WHAT TO DO | Look through the entries below and count the lines with "JSON" in them; the reply is the number alone.

[Data records for software interfaces]
____

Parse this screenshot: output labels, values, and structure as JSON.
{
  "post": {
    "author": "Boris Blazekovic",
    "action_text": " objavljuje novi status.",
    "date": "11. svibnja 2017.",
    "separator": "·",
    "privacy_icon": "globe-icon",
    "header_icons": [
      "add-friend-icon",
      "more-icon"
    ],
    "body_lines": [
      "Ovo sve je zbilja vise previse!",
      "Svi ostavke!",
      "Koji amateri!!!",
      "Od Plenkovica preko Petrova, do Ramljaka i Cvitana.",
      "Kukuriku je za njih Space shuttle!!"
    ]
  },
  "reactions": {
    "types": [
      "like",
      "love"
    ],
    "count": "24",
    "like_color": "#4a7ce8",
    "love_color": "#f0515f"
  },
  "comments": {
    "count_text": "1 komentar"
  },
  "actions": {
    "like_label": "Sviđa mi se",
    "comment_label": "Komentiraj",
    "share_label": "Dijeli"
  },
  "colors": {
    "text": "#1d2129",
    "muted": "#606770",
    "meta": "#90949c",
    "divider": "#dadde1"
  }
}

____

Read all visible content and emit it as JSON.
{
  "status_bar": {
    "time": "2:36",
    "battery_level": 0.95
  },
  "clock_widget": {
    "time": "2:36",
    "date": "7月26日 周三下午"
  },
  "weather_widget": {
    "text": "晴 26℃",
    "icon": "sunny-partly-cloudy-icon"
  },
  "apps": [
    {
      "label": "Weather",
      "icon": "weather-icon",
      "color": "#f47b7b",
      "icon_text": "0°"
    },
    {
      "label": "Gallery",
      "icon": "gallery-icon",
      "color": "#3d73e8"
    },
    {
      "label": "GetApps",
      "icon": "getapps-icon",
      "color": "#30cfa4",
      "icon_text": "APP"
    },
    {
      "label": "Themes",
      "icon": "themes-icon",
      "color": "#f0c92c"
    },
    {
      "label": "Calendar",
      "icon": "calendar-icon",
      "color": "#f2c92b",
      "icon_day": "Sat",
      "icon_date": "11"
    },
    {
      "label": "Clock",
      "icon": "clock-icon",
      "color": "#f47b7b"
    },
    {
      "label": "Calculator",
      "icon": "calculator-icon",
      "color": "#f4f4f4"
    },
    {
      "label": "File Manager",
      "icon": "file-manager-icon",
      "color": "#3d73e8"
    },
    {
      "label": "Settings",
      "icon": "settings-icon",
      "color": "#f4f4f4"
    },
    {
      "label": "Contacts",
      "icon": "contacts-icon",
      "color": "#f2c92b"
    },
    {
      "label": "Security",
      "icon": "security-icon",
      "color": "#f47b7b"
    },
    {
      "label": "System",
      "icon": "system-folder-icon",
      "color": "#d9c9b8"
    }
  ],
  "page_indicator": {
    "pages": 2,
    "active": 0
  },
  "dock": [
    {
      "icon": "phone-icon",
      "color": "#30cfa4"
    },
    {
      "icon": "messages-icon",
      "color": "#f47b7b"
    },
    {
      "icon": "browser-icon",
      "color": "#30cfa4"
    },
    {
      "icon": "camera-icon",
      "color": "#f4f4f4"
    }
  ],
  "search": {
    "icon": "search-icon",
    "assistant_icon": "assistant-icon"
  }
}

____

EXERCISE RESULT | 2